I still iContend that iPods are most definitely evil. Sure, they’re iHandy, but they’re also the biggest iHoles to throw time and money at. I must look insane to the outside viewer, but you iPod owners, iBack me up:
(End of iDigression)
Graduations are boring. I could barely stay awake on my own, so I left to have a cigarette. Some of you may think this disrespectful, but I don’t give a shit, so save it.
When it finally happened, the experience of walking across the stage…was a bit anti-climactic. It’s hard to feel like the day is all about you when you know everyone there with a robe on has swamp ass too.
Besides, we all know that you learn as much outside the classroom as you do inside it. I brag that I can hold a conversation with anybody, anywhere, about anything.
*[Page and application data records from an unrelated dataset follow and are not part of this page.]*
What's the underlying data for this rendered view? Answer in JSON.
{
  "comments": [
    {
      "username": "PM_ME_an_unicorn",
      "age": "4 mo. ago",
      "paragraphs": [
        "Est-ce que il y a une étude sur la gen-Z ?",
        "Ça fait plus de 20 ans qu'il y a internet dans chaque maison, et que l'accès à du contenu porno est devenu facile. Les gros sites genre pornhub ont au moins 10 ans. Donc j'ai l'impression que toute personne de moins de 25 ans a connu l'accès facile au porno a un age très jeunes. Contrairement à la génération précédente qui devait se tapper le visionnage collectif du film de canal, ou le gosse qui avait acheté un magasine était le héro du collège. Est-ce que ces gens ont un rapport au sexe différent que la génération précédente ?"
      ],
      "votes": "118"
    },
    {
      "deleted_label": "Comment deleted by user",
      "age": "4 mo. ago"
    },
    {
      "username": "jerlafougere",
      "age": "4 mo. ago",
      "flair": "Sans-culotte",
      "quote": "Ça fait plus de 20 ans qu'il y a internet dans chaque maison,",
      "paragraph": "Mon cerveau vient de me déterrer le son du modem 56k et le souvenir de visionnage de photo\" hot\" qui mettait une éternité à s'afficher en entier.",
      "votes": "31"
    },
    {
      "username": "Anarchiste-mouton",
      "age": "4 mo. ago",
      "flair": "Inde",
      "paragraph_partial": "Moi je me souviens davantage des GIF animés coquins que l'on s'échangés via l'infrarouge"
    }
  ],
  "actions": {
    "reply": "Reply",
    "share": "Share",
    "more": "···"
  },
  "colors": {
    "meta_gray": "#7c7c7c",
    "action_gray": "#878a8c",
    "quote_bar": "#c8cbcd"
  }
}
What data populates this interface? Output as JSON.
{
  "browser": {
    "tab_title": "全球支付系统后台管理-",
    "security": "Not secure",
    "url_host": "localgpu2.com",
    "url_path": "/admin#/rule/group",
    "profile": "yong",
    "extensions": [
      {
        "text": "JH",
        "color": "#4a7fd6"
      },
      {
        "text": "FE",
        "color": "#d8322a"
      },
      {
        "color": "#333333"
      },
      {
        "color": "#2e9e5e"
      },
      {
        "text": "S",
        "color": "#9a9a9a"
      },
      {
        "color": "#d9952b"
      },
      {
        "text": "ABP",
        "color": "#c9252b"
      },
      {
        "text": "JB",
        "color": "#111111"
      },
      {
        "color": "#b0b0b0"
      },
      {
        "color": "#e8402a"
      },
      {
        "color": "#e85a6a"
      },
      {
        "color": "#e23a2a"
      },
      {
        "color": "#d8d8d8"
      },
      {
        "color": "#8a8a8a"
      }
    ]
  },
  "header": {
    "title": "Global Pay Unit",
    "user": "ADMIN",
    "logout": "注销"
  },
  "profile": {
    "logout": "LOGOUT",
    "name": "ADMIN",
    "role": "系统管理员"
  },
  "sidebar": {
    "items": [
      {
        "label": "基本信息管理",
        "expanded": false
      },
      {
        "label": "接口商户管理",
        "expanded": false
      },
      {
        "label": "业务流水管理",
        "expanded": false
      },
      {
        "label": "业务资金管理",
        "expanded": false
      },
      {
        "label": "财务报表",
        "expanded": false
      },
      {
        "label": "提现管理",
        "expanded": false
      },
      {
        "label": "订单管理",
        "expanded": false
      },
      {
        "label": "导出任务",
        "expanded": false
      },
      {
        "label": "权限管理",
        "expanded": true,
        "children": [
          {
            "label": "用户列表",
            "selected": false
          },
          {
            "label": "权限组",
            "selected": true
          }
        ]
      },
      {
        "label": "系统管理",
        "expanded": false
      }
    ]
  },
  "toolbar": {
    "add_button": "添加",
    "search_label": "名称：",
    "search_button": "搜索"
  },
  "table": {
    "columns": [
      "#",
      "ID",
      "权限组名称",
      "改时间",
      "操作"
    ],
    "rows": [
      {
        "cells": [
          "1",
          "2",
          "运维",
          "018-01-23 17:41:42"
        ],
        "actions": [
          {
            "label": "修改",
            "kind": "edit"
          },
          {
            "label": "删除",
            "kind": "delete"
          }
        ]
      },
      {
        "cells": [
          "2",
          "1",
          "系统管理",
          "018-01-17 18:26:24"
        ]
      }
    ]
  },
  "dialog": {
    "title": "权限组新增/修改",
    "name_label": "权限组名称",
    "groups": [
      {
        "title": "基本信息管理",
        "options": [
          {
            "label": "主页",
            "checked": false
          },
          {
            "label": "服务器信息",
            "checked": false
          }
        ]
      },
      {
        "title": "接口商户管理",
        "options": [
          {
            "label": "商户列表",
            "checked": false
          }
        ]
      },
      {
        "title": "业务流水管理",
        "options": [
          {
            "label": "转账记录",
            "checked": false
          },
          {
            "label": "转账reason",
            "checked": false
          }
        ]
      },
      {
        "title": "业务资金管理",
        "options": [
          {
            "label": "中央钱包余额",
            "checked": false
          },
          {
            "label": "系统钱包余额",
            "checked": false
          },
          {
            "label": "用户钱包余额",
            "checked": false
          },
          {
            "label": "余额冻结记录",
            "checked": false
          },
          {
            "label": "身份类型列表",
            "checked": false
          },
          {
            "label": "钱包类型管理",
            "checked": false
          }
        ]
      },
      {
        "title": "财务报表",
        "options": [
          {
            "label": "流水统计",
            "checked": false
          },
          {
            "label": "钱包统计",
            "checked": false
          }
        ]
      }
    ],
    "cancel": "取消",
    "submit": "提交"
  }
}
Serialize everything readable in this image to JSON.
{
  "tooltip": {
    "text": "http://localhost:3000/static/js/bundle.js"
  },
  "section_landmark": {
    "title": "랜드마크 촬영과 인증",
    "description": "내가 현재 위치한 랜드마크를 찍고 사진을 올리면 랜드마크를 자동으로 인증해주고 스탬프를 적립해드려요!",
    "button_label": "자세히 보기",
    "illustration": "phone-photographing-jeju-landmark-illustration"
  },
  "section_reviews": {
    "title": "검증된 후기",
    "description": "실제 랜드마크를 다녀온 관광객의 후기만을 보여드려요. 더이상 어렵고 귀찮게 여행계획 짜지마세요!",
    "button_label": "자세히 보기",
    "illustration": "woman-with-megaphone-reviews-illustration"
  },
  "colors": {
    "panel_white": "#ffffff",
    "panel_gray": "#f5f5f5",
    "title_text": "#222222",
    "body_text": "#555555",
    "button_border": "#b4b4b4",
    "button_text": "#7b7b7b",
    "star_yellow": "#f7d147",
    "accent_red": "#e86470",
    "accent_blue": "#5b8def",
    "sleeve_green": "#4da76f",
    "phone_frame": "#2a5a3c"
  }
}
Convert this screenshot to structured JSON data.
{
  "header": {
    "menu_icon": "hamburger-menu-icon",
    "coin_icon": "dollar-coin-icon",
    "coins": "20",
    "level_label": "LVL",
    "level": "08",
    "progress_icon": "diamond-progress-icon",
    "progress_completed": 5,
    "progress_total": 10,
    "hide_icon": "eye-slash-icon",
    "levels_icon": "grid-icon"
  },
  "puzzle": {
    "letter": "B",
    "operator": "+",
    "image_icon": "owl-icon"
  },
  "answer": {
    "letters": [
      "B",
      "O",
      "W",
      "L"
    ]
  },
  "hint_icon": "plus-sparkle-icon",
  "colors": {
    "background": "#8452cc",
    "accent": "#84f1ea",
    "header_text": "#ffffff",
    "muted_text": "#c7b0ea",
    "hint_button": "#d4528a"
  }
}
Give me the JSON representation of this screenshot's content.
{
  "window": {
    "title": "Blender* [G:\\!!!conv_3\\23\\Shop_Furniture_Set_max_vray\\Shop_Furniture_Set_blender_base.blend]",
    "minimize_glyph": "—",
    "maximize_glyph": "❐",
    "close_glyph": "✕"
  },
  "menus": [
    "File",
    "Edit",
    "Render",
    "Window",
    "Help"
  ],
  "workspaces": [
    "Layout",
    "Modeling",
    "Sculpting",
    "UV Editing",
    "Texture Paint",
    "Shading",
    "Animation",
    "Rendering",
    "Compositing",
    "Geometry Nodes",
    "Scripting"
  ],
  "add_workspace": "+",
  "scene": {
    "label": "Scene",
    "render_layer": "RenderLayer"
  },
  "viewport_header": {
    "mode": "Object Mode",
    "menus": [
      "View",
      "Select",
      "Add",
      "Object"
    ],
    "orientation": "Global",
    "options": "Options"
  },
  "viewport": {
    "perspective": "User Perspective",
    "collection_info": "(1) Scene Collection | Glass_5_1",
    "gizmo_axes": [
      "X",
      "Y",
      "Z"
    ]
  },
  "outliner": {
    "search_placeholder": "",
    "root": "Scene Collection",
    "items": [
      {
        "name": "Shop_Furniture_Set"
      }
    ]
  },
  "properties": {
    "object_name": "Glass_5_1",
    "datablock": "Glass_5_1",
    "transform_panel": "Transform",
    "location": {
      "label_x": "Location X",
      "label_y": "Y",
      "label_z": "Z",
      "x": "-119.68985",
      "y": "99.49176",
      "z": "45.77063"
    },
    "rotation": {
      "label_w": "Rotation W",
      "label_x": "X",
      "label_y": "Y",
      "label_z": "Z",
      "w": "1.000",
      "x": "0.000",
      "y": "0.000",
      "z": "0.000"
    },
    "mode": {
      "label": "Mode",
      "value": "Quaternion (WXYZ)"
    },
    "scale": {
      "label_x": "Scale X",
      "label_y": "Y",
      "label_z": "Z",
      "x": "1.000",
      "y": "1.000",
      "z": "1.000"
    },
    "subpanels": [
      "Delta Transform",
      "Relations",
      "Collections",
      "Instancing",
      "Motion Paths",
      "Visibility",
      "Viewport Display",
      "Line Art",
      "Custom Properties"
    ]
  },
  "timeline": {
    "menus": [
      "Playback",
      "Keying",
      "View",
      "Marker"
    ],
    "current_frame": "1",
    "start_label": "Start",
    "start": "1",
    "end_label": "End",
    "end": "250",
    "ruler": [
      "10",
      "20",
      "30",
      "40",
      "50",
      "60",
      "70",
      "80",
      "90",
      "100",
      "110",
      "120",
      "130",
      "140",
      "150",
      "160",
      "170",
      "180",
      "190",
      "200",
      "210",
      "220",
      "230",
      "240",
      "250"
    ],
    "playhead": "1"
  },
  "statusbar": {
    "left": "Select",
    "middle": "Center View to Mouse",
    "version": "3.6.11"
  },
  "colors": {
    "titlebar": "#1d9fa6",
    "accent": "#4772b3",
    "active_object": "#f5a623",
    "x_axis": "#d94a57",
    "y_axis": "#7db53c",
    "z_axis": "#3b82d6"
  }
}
I didn’t learn that in a class. I honed this “skill” by watching a ton of TV and having millions of drunken conversations. I honestly don’t feel bad spending all my loans this way. It was a good investment I think. Ask me again when I’m sober.
I actually cried at my high school graduation. I had to give some stupid speech for being salutatorian or head cheerleader or something like that and I got a bit choked up and tears trickled from the corners of my eyes. I wondered if I was going to do that again. I didn’t, but it’s only because I’m not a total pussy anymore, not because I no longer have emotions.
The ceremony was long, so we, being college students and having little respect for anybody, made fun of the speakers. Our student speaker was a double major receiving degrees in both engineering and philosophy. He had served on 2,012 committees ranging from the Association of Aardvark Astrophysics to Zebra Zealots, had 613 internships, was published in the Bible and had been into space a couple times. Other than that, he fit in with us normal liberal arts people pretty well. We laughed at his high-brow humor and big words while our parents flipped through their dictionaries trying to keep up. We did a little condescending “we’re better than you” dance and then I had to get back to my day job flipping burgers.
When the different majors started walking across the stage in front of and behind us, we were definitely going a little stir crazy. Their ploy to get us to sit still for two final hours was unraveling. We made jokes about each other rather than give in to our instincts and start rioting.
“Professional writing? What the hell is that? I’m a professional English uh…talker person, how’s that?”
“Jazz studies is an actual major? Give me a blunt and a bad recording of Witches Brew and I’ll have to earn that degree.”
“Stupid philosophy majors: I graduate, therefore I walk. Does this piece of paper really exist?”
Even I couldn’t be too cynical though. I was with family and friends who had come to see this day…finally. I just wanted it to be over so I could celebrate in my own way (whipped cream, lotion and a blindfold).
So now everyone wants to know “now what?” Unless those people have a job offer for me, they can go fuck themselves. I have no idea what is next for me, but I know it’ll be OK…eventually.
Congrats to all the grads this year. You’ve earned it. Unless you haven’t. Then fuck off.